Employee Bonuses Vs. Profit Sharing; What’s The Difference?
Every year a good number of businesses give their employees bonuses right around the first of the year, often right at Christmas time. Other companies offer profit sharing, typically distributed around the beginning of the New Year, but after the business has had time to review their accounting and access true profits for the previous year. It’s important for both businesses and employees to understand the difference between the two.
Let’s define and look at some of the differences between a bonus and profit sharing.
Bonuses are compensation for employees for work performed; they are paid in addition to salary or wages. Often business owners give out bonuses without any structured plan or objective method for determining the amount or even how the bonus can actually be earned. Although typically given out around Christmas time, bonuses can be given out any time of the year.
Bonuses are typically used and are a good way to recognize special efforts or performance by individual employees. For example if an employee comes up with a good idea that saves the company a lot of money and or time, that employee might be given a monetary bonus as a reward. The amount of the bonus is typically left up to the employer, but can also be based on some type of pre-established formula where the employee gets a certain percentage of the actual savings.
Bonuses are considered compensation if (per the IRS) they "arise out of an employment relationship or are associated with the performance of services." Bonuses are considered taxable to the employee and are considered an expense of doing business. In most cases, bonuses are a tax benefit to the employer.
Profit Sharing is an arrangement between an employer and an employee in which the employer shares part of its profits with the employee. The key difference between a bonus and profit sharing is that there must be profit before any is shared with the employee.
As payment under a profit sharing plan, employees can be given stocks or bonds, or cash (cash profit sharing plan). If the profit-sharing dollars are part of an employee's retirement plan (deferred profit sharing plan), they are received at retirement rather than now, and depending on the retirement plan they may be tax-deductible. There can be eligibility requirements for profit-sharing plans. For example, the employee may be required to work for the company for a certain period of time before he or she can partake in profit-sharing.
Other Business Considerations:
Keep in mind that depending on how a bonus or profit sharing is distributed the employer may incur additional costs over and above the dollar amount given to the individual employee. Depending on the employment relationship the company has with the employee, the business may incur the expense of payroll related taxes, liability insurance and/or workers compensation insurance on the dollars paid to employees. Its best to consult with your accountant regarding the total cost of offering a bonus or profit sharing plan before discussing with or offering either to employees.
Also, it’s a good idea to let employees know they too may have to pay payroll and income taxes on any bonuses or profit sharing they receive.

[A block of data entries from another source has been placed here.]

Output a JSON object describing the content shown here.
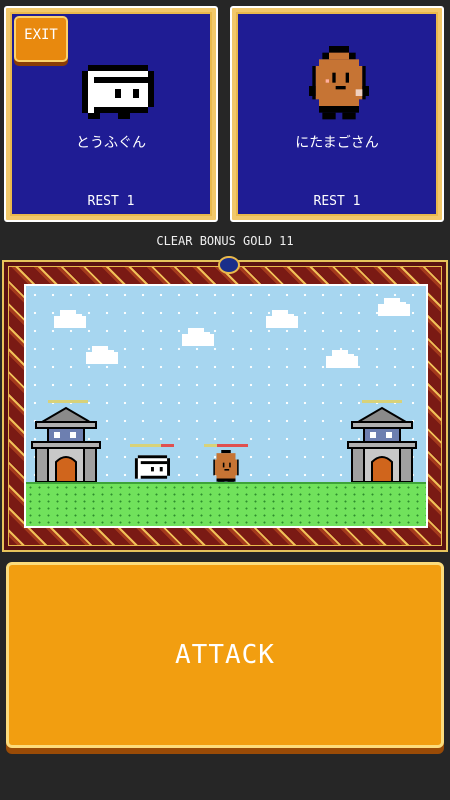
{
  "exit_label": "EXIT",
  "players": [
    {
      "name": "とうふぐん",
      "rest": "REST 1",
      "sprite": "tofu-icon"
    },
    {
      "name": "にたまごさん",
      "rest": "REST 1",
      "sprite": "egg-icon"
    }
  ],
  "bonus_text": "CLEAR BONUS GOLD 11",
  "attack_label": "ATTACK",
  "colors": {
    "card_bg": "#1f1c94",
    "card_frame": "#f2c86a",
    "button": "#f29e10",
    "sky": "#a7d6f0",
    "grass": "#71e25c"
  }
}
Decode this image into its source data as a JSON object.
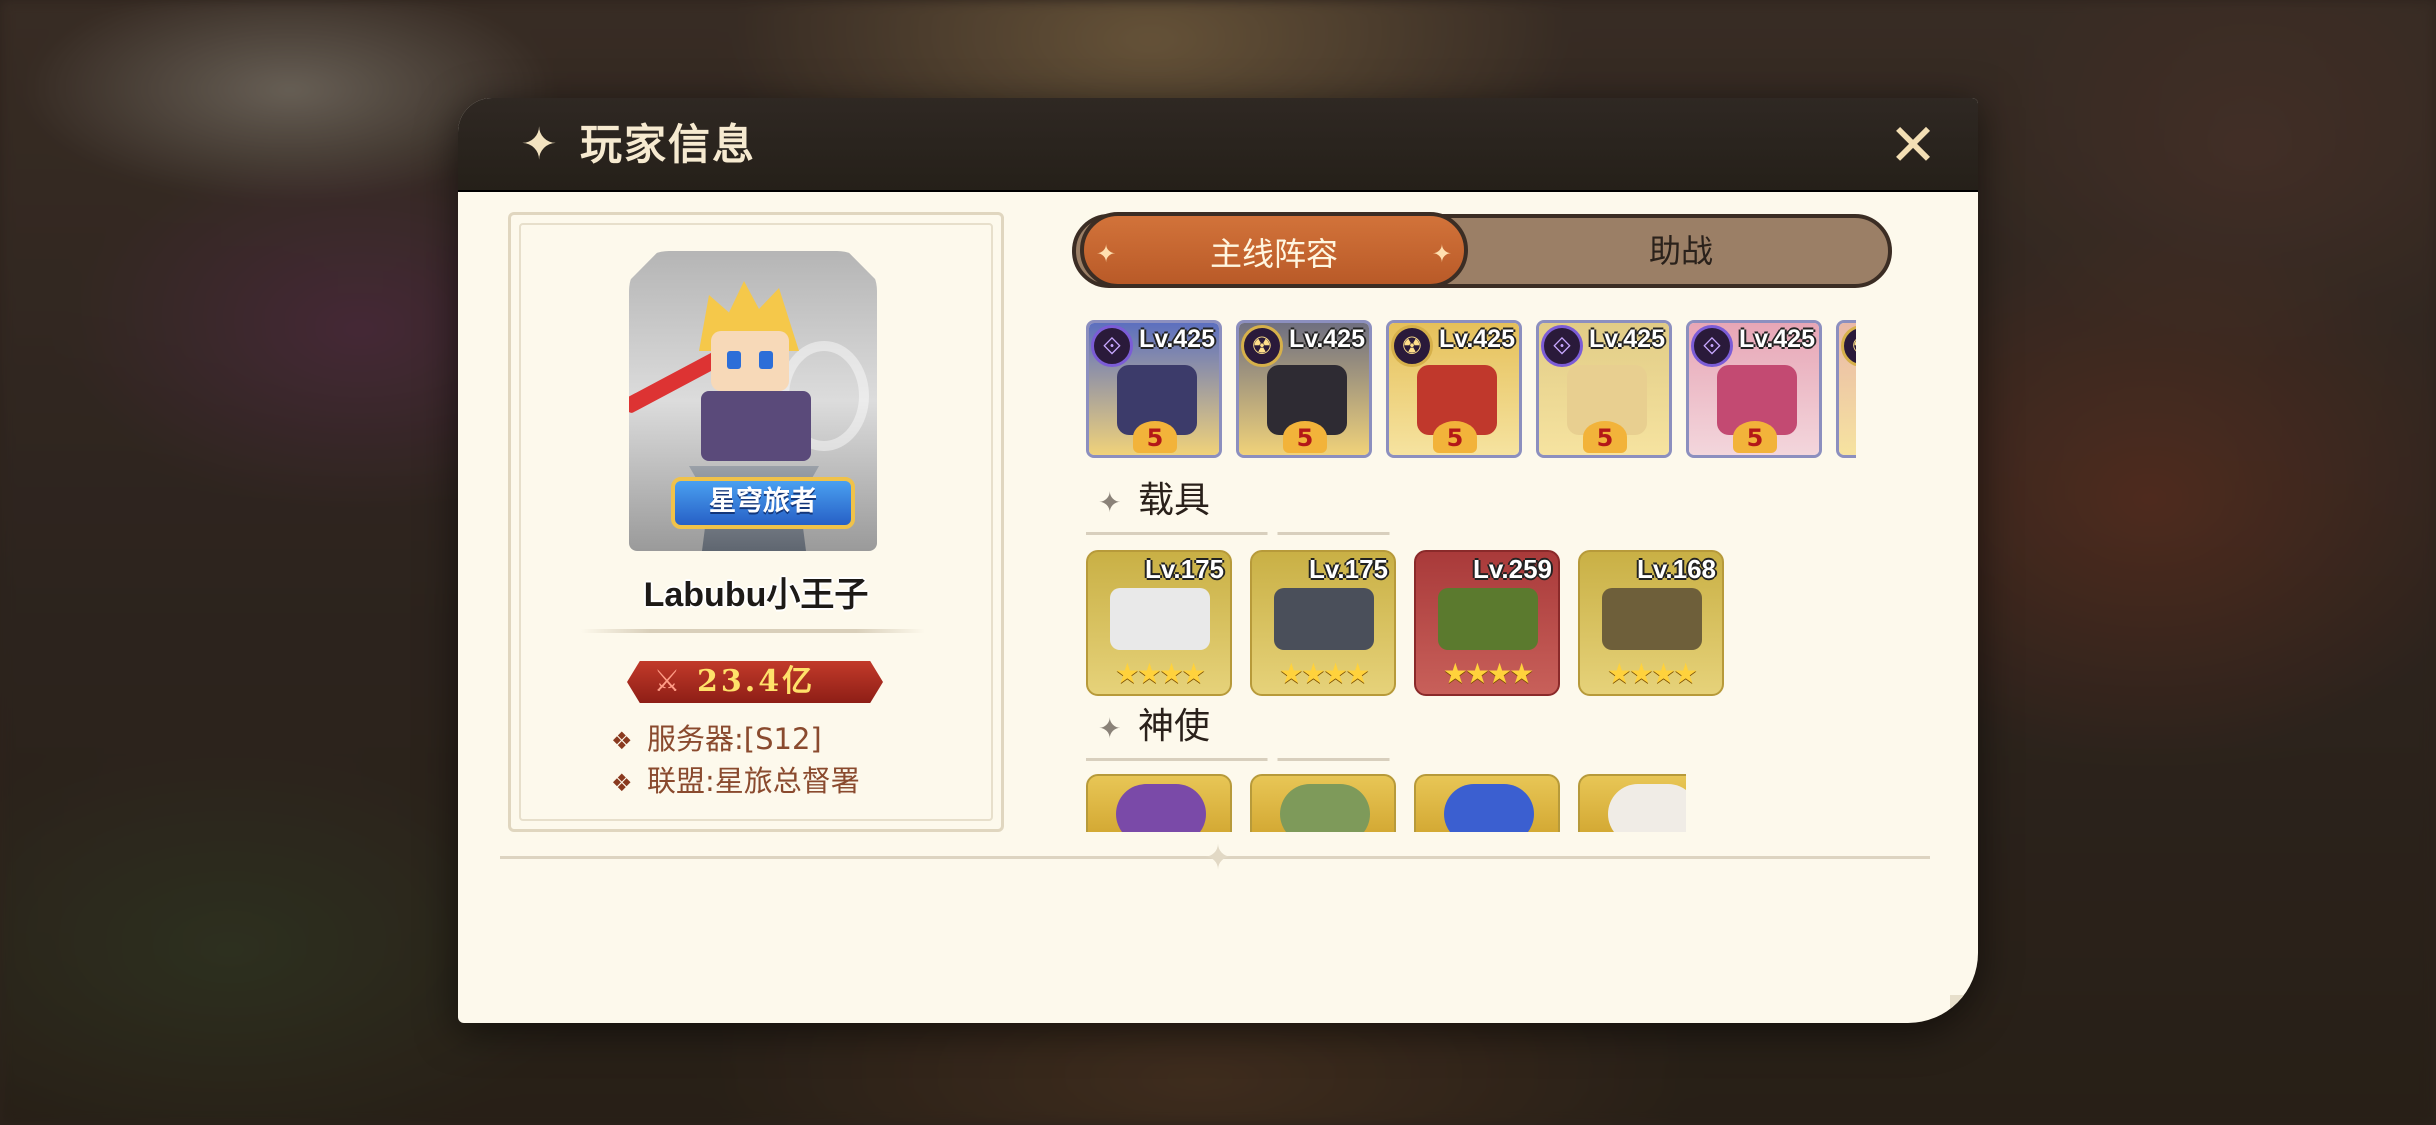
{
  "dialog": {
    "title": "玩家信息",
    "close_icon": "close-icon"
  },
  "profile": {
    "title_badge": "星穹旅者",
    "name": "Labubu小王子",
    "power": "23.4亿",
    "server": "服务器:[S12]",
    "alliance": "联盟:星旅总督署"
  },
  "tabs": [
    {
      "label": "主线阵容",
      "active": true
    },
    {
      "label": "助战",
      "active": false
    }
  ],
  "heroes": [
    {
      "level": "Lv.425",
      "rank": "5",
      "element": "arcane-icon",
      "bg": "#5c6fbf",
      "fig": "#3c3b6a"
    },
    {
      "level": "Lv.425",
      "rank": "5",
      "element": "dark-icon",
      "bg": "#6f6f80",
      "fig": "#2e2b33"
    },
    {
      "level": "Lv.425",
      "rank": "5",
      "element": "dark-icon",
      "bg": "#e5c05a",
      "fig": "#c0382c"
    },
    {
      "level": "Lv.425",
      "rank": "5",
      "element": "arcane-icon",
      "bg": "#e1cc86",
      "fig": "#e8cf90"
    },
    {
      "level": "Lv.425",
      "rank": "5",
      "element": "arcane-icon",
      "bg": "#e7a6b6",
      "fig": "#c34a72"
    },
    {
      "level": "",
      "rank": "",
      "element": "dark-icon",
      "bg": "#e9b8a8",
      "fig": "#e9b8a8"
    }
  ],
  "sections": {
    "vehicles": "载具",
    "envoys": "神使"
  },
  "vehicles": [
    {
      "level": "Lv.175",
      "stars": "★★★★",
      "bg": "#c9b045",
      "fig": "#e9e9e9"
    },
    {
      "level": "Lv.175",
      "stars": "★★★★",
      "bg": "#c9b045",
      "fig": "#4a4f5a"
    },
    {
      "level": "Lv.259",
      "stars": "★★★★",
      "bg": "#a93a3a",
      "fig": "#5b7a2e"
    },
    {
      "level": "Lv.168",
      "stars": "★★★★",
      "bg": "#c9b045",
      "fig": "#6e5f3a"
    }
  ],
  "envoys": [
    {
      "fig": "#7a4aa8"
    },
    {
      "fig": "#7e9a5a"
    },
    {
      "fig": "#3b5fd0"
    },
    {
      "fig": "#f0ece6"
    }
  ],
  "colors": {
    "header_bg": "#2a241e",
    "panel_bg": "#fdf9ec",
    "tab_active": "#c8652f",
    "tab_inactive": "#9b7f66",
    "power_bar": "#a82a1f",
    "power_text": "#ffe16a"
  }
}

If you’re looking to start a bonus or profit sharing plan at your remodeling business give me a call or shoot me an email. I can help you develop a plan that works for your business as well as your employees. Businesses that share profits often earn more profit as a result!